In the potassium .and calcium groups of elements, peroxides are known. When sodium is burned in air a light yellow powder is formed, sodium dioxide, of the formula Na2O2; potassium and caesium yield yellow tetroxides, K2O4 and Cs2O4. Both of these substances react with water, giving off oxygen; but if they are very slowly added to the water, so that the temperature does not rise much, a solution is obtained. The corresponding barium compound is formed when barium monoxide is heated under pressure in air (see p. 13). On addition to water it forms a hydrate, probably Ba=0(OH)2.yH2O. On treatment with acid, hydrogen dioxide, H2O2, is formed; and if sulphuric acid be added in theoretical amount to the barium dioxide, nearly insoluble barium sulphate is formed, along with a fairly pure solution of hydrogen dioxide:

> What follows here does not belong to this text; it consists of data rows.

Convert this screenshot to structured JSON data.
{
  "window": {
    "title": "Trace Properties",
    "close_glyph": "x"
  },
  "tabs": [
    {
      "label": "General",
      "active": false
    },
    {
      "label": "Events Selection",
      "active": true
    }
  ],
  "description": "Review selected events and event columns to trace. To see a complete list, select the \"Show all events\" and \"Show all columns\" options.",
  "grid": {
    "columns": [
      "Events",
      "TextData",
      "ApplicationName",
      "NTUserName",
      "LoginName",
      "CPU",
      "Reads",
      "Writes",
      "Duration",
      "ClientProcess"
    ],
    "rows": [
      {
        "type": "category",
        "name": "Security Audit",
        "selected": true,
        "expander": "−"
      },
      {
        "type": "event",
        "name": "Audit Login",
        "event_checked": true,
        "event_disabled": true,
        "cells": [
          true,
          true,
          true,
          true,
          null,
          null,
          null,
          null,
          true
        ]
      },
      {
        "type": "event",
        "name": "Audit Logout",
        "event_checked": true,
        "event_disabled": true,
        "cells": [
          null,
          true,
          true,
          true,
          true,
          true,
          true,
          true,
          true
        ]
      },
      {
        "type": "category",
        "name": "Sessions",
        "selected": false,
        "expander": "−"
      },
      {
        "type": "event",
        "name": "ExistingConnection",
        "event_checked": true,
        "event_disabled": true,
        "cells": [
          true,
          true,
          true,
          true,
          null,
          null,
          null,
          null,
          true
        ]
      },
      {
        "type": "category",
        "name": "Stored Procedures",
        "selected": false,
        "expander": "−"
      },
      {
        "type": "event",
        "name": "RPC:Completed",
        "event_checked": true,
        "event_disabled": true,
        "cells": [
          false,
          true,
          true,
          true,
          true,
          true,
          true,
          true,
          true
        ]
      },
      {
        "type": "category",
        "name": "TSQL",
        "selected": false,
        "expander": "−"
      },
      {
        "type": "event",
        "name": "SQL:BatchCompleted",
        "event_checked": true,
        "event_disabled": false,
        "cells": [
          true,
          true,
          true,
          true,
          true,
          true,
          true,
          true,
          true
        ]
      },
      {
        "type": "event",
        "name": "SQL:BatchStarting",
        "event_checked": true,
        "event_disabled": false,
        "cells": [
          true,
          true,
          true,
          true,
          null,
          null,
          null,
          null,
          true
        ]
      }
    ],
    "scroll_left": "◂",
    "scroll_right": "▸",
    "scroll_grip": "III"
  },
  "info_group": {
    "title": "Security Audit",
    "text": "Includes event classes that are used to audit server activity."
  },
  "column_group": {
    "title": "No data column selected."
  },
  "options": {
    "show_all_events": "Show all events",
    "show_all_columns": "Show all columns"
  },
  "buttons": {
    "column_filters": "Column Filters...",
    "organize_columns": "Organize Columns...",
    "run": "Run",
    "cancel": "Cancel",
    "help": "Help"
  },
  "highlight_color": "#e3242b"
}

BaO=(OH)2.Aq + H2SO4.Aq = BaSO4+ 0=OH2.Aq. It can be purified, and indeed obtained anhydrous by distillation under very low pressure. It then forms a somewhat viscous, colourless liquid, with a sharp taste.

There is some doubt as to the constitution of hydrogen dioxide, and consequently of the dioxides from which it is derived. It is unlikely that barium ever acts as a tetrad, and much more probable that this character is to be attributed to oxygen; hence the formula of its dioxide is more likely to be Ba=0=0, than 0=Ba=0 ; and consequently hydrogen dioxide has more probably the formula 0=OH2, than HO-OH. Indeed, hydrogen dioxide is possibly a weak acid, since the hydrated dioxides of calcium and barium are precipitated on addition of concentrated solutions of hydrogen dioxide to the hydroxides suspended in water. These substances have all bleaching power, for they readily part with their second atom of oxygen, and it is capable of oxidising coloured insoluble substances to colourless soluble ones.